A new study from Richard C. Greenwood and colleagues sought to determine the origins of our Moon, which is thought to have formed after a collision between a proto-Earth and a solid impactor. The results were published by the American Association for the Advancement of Science (AAAS).
Through analysis of a vast collection of lunar and terrestrial samples, the researchers found support for the theory of a collision with extremely high energy. This impact was so high energy that it resulted in a nearly complete mixing of materials between proto-Earth and its impactor. Furthermore, their findings also suggest that the majority of water on Earth was delivered before the Moon-forming impact, rather than later, as is often proposed.
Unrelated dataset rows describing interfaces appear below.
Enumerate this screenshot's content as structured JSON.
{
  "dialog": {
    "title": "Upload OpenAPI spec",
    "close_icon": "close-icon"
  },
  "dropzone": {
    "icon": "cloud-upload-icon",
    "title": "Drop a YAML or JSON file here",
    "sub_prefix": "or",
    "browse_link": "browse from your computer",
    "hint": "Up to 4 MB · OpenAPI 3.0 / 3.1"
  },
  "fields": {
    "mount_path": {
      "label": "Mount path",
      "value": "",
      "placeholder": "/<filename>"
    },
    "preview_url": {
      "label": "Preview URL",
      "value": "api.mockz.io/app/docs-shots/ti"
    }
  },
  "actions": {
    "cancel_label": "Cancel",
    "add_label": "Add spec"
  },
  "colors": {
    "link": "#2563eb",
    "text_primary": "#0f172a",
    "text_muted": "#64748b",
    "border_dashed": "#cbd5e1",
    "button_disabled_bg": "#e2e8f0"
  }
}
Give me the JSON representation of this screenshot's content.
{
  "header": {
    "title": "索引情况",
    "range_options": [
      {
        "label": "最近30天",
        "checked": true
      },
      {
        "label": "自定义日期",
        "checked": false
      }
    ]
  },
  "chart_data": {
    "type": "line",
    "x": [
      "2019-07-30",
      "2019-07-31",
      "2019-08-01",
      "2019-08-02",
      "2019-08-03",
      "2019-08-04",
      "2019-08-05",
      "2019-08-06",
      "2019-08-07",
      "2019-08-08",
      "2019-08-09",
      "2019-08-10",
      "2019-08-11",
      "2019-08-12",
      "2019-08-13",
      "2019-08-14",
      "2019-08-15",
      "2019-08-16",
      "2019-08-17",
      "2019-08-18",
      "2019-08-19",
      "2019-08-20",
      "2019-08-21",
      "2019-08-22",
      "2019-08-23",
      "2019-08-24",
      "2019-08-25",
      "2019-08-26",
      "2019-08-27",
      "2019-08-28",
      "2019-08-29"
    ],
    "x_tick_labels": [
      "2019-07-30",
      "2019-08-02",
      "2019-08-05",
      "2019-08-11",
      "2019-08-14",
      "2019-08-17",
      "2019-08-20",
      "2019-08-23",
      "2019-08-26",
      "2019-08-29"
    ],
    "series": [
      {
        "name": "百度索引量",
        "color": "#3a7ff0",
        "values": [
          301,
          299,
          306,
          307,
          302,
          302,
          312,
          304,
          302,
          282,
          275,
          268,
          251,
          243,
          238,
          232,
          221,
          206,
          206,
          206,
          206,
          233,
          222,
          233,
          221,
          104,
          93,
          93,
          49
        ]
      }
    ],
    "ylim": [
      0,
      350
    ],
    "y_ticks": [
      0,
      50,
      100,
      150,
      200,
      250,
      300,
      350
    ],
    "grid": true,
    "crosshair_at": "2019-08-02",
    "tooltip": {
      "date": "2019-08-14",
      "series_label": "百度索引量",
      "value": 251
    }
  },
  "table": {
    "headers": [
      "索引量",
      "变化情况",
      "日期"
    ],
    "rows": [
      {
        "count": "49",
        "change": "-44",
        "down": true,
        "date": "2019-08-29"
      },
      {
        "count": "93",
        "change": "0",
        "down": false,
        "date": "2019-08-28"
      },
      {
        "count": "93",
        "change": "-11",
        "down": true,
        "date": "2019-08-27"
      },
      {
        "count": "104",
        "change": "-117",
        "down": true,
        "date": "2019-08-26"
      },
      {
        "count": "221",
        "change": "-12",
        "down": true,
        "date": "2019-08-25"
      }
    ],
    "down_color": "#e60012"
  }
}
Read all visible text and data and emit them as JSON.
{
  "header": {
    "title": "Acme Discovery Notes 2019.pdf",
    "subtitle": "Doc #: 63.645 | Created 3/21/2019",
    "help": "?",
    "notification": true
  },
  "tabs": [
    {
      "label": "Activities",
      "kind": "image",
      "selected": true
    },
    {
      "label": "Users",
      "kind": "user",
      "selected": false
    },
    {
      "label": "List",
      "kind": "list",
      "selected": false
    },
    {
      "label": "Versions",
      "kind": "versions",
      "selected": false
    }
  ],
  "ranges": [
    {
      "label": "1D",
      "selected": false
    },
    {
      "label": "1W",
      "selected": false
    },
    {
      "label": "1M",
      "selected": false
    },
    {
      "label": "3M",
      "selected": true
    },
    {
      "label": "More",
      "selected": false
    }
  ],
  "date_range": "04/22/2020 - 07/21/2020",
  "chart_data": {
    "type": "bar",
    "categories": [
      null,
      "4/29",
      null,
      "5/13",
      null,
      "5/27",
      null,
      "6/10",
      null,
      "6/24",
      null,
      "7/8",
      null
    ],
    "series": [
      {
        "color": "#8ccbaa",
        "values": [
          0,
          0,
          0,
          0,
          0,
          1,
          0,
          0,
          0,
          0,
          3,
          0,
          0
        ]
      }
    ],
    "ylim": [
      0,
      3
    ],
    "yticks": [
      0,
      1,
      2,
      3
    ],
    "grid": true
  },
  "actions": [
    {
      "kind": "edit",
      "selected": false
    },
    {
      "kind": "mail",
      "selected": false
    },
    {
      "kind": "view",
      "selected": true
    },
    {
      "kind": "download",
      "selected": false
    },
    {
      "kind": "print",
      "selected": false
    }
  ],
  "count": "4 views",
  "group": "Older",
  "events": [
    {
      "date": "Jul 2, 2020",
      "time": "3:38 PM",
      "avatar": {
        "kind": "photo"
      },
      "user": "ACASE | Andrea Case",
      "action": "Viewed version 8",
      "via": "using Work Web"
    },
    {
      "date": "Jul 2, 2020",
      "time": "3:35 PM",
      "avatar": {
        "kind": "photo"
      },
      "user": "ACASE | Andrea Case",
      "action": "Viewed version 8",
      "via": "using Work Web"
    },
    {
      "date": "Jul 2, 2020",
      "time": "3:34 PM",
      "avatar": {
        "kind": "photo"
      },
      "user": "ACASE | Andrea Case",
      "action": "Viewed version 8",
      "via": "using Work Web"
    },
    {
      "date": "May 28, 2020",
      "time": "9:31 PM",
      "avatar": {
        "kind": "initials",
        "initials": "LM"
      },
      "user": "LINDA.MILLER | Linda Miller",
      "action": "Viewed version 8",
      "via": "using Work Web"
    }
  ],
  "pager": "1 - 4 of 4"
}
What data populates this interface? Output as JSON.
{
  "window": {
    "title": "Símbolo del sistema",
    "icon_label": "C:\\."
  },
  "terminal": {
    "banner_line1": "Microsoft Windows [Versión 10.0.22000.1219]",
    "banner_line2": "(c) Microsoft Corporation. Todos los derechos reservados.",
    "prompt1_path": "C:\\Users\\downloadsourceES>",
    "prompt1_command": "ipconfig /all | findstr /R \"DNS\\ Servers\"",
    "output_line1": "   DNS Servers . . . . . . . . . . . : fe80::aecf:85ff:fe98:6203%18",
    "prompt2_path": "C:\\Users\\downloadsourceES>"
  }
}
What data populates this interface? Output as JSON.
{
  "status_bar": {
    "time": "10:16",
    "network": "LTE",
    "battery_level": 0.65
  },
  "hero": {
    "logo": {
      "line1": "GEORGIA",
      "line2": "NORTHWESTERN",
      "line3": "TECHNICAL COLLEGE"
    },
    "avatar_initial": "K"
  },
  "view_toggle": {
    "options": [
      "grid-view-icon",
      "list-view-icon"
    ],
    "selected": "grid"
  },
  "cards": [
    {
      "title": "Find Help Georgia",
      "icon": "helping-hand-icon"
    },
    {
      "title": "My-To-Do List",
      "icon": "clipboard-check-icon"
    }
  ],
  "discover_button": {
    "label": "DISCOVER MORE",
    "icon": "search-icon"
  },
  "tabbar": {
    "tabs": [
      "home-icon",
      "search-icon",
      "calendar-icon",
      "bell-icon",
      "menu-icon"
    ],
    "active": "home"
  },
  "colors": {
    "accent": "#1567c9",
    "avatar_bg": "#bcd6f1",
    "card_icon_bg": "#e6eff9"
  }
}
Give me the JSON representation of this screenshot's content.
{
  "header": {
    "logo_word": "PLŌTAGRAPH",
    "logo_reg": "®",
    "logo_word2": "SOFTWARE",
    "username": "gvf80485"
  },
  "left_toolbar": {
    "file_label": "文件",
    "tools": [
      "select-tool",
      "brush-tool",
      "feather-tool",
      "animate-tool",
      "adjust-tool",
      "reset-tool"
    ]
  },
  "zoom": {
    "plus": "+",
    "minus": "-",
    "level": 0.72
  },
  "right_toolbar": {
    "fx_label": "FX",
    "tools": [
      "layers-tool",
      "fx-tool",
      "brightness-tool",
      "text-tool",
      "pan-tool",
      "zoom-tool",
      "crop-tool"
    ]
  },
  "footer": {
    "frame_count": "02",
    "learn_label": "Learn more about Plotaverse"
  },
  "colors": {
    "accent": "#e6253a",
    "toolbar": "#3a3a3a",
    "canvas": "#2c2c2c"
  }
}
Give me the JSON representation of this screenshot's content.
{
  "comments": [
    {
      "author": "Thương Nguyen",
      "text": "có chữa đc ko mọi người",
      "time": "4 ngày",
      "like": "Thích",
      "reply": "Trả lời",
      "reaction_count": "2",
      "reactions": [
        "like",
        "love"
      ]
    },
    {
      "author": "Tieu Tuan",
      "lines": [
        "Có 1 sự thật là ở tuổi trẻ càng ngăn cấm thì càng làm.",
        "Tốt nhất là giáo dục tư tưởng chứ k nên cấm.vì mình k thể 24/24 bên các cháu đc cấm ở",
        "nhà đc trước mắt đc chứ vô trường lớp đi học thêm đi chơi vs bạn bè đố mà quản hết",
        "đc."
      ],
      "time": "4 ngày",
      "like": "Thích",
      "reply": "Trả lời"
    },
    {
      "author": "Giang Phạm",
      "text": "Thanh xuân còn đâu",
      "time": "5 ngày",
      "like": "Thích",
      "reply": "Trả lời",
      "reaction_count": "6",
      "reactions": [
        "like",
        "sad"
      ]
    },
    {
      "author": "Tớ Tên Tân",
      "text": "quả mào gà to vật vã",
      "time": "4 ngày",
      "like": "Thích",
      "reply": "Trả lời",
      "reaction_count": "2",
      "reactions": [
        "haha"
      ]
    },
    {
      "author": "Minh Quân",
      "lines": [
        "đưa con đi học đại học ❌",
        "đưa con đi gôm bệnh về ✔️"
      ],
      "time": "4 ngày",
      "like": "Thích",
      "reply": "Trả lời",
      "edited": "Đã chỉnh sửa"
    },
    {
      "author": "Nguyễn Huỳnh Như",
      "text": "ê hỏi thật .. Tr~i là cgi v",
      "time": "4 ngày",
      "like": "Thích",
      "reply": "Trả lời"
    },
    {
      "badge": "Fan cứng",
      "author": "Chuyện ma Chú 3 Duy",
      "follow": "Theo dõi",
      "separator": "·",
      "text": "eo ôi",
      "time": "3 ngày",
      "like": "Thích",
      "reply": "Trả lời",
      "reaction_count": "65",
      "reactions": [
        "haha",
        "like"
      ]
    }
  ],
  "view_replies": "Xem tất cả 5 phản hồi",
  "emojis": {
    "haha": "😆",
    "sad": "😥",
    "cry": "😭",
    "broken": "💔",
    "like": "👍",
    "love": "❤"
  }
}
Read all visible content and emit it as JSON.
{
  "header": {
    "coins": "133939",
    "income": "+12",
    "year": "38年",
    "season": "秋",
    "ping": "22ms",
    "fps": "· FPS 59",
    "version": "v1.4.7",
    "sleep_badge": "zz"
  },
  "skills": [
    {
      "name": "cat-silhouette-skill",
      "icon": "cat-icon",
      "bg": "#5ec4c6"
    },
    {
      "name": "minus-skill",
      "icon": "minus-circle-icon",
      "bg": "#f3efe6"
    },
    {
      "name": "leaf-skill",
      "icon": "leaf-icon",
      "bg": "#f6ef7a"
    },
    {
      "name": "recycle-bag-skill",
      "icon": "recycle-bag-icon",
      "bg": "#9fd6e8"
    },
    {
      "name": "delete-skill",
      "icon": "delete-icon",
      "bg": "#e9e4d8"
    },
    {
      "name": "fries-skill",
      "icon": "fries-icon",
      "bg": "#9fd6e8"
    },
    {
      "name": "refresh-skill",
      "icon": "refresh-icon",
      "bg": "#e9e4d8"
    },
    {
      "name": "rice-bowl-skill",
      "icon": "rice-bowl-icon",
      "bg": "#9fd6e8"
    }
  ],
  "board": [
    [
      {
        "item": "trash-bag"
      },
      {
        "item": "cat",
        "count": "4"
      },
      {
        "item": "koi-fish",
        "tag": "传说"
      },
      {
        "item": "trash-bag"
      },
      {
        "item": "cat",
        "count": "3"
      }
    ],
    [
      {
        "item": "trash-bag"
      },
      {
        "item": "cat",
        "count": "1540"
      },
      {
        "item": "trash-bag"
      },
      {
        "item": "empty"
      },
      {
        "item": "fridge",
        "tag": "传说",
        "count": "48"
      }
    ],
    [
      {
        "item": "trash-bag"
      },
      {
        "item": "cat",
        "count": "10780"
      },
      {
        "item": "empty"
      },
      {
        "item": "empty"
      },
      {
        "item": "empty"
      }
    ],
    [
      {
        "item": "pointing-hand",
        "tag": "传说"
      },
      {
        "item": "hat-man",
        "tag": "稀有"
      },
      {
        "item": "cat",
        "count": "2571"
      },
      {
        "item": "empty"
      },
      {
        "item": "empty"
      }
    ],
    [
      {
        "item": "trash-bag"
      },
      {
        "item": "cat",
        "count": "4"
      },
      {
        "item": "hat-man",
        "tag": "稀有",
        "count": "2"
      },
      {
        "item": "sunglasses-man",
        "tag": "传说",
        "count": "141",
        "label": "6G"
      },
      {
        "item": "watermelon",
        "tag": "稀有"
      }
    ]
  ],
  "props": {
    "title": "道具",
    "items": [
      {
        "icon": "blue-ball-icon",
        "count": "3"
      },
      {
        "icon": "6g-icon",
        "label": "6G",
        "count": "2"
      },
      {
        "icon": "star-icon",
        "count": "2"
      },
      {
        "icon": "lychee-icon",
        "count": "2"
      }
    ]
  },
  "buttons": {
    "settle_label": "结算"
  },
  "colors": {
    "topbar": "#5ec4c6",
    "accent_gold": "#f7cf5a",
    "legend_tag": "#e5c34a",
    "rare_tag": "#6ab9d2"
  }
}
The researchers analyzed the oxygen isotopic compositions of an extensive collection of lunar and terrestrial samples. Their results showed a 3- to 4-parts per million (ppm) difference between the oxygen isotopic concentrations of the lunar rocks and the terrestrial basalts. However, no significant difference was found between the lunar samples and terrestrial olivine, which is a common mineral in Earth’s subsurface.
These findings are consistent with high-energy impact simulations, the researchers say, which suggest a near-complete mixing. The study’s authors suggest that the 3- to 4-ppm difference they discovered could be explained by a “late veneer,” referring to input of stony meteorite material to Earth in an impact event that occurred after the Moon-forming impact.
Also of great significance, the authors say their findings further imply that a large percentage of the Earth’s water was present earlier than the major impact event that formed the Moon. They believe that no more than 5-30% of water was contributed to Earth from the late veneer process. Overall, this new research has advanced our knowledge about the formation of the Earth-Moon system, and how one of the most important resources for our survival (water) came to be on this planet.
By Connor Ertz, Earth.com Staff Writer